me it’s silly to blow away a db (or even have the new guy migrate) and
have to repopulate data by hand… This is Rails, it’s suppose to be
fast. What is a better way to reset your database to a well-known state
than:

rake migrate version=0
rake migrate

You can always modify the data migrations later, or even utilize some
conditional code to ensure only portions happen during production (code
tables and other necessary data…you can leave your sesame street and
hollywood actor data out). While you’re at it (during your
“authentication” migration), you might as well drop your default “admin”
user into it… When you’re creating code tables, you might as well
populate them (and that will probably even be defaults in production
code). You may as well have a few customers in the system (wrapped in
conditional code so it only gets created in the development environ). I
hear Charlie Sheen just LOVES to exist in development applications; Big
Bird is of the same attitude. Make it easy…love the actors…give
them a job…

-Curtis


#7

On May 27, 2006, at 8:39 AM, Curtis S. wrote:

development data… To me it’s silly to blow away a db (or even
your sesame street and hollywood actor data out). While you’re at


Rails mailing list
removed_email_address@domain.invalid
http://lists.rubyonrails.org/mailman/listinfo/rails

Guys-

If you are planning to use models in your migrations there are a few

things to be careful with that can be quite surprising. See this link
for more details:

http://toolmantim.com/article/2006/2/23/migrating_with_models

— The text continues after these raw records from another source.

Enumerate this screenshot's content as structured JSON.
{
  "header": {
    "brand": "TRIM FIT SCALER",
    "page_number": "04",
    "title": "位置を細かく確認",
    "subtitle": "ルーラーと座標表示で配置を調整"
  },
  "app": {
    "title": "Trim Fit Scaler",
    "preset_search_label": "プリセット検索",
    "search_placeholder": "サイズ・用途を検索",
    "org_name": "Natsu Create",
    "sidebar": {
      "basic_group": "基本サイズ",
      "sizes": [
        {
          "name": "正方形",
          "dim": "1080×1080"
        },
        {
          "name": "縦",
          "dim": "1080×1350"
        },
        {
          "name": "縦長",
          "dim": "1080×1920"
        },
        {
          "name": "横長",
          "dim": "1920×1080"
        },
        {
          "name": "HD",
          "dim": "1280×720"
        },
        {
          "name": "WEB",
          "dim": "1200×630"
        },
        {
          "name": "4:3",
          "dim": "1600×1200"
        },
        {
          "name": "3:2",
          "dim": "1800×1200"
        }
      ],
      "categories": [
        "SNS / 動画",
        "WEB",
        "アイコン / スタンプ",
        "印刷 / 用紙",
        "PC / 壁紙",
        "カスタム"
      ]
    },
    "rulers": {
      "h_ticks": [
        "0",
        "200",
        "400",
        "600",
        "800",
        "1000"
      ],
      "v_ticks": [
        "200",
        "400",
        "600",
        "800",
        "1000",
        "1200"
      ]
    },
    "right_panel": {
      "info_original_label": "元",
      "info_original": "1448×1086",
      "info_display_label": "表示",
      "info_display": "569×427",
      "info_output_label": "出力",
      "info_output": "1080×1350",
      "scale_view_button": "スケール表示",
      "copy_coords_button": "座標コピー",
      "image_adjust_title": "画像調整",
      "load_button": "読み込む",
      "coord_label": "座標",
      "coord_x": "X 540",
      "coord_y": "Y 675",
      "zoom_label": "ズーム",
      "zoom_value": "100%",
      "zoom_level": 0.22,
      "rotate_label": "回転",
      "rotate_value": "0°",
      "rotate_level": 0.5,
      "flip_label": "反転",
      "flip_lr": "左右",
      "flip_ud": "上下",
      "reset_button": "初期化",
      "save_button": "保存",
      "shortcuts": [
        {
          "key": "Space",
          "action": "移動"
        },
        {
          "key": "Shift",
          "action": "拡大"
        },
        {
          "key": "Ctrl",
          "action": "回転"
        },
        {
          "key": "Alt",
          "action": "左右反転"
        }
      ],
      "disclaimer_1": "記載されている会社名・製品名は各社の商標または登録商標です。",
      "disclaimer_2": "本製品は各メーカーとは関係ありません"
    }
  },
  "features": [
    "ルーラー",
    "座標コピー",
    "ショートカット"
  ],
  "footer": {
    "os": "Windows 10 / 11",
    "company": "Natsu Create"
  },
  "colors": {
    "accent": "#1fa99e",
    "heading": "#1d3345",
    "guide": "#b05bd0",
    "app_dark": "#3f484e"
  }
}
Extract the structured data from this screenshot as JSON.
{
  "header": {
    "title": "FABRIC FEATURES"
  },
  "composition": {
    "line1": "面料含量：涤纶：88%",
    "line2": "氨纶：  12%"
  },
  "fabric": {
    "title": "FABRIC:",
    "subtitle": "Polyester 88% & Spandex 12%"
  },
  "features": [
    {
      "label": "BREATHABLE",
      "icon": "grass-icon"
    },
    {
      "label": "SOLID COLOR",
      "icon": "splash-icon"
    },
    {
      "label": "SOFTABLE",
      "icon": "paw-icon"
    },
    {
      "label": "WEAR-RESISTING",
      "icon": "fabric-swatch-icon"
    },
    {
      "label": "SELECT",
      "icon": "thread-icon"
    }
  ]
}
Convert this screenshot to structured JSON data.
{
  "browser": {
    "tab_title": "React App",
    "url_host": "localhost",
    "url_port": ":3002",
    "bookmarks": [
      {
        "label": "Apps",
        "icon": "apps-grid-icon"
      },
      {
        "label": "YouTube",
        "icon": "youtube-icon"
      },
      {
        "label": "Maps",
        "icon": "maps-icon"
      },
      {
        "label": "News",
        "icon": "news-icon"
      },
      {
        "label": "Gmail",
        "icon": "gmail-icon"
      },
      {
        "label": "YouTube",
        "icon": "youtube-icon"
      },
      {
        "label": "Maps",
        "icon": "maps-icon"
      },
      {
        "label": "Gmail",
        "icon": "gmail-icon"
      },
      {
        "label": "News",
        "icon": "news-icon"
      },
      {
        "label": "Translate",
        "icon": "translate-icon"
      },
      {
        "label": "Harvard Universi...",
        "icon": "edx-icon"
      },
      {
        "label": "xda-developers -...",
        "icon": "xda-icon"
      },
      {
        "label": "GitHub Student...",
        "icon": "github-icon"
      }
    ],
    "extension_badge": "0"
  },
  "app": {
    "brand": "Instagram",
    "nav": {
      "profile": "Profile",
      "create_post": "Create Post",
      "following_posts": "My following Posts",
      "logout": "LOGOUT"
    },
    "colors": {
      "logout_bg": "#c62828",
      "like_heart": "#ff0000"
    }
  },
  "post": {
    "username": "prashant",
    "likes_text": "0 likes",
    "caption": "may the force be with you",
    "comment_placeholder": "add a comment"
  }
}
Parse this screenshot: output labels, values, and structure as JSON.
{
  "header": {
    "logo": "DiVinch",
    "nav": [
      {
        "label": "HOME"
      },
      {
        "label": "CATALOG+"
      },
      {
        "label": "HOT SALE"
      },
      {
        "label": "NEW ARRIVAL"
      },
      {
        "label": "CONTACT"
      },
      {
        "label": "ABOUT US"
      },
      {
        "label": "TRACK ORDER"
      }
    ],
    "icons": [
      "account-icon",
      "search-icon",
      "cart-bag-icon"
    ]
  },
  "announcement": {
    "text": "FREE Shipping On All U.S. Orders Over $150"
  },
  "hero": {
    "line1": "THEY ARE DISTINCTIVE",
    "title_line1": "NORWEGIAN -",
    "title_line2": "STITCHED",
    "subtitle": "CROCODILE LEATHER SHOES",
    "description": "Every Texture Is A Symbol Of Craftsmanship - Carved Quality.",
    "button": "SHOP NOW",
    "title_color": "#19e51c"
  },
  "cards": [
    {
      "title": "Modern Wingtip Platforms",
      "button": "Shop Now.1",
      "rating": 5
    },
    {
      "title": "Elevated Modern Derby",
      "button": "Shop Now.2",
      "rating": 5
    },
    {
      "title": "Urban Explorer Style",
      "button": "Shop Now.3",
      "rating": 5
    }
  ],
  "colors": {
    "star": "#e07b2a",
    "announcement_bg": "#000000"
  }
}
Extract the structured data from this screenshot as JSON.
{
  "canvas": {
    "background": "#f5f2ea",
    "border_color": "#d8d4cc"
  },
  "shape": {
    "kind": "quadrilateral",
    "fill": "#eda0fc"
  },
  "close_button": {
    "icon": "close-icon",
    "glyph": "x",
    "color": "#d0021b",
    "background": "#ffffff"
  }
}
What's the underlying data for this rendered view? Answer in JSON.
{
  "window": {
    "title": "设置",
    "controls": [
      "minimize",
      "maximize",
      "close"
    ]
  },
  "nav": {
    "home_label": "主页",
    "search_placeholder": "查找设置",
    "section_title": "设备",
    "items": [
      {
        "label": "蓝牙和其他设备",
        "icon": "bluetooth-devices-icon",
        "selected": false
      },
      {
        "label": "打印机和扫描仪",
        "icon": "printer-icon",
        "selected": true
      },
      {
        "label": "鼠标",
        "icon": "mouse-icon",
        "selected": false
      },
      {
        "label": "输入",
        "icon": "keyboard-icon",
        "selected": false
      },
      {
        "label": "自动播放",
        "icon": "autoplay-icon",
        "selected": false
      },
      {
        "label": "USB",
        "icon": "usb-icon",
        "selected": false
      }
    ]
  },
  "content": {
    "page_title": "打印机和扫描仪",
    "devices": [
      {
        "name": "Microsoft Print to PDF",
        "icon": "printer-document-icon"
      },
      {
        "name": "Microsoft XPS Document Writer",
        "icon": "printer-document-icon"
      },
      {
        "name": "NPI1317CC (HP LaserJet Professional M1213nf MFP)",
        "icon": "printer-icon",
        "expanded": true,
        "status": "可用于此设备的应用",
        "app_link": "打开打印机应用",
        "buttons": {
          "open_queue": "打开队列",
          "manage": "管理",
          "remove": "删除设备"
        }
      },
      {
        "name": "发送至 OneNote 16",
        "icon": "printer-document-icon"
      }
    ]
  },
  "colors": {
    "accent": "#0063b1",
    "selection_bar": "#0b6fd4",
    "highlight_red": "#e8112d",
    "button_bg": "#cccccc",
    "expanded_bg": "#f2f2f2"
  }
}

Cheers-
-Ezra


#8

Thx for the link Ezra. That looks to be a good option for avoiding the
issues that changing Models can cause.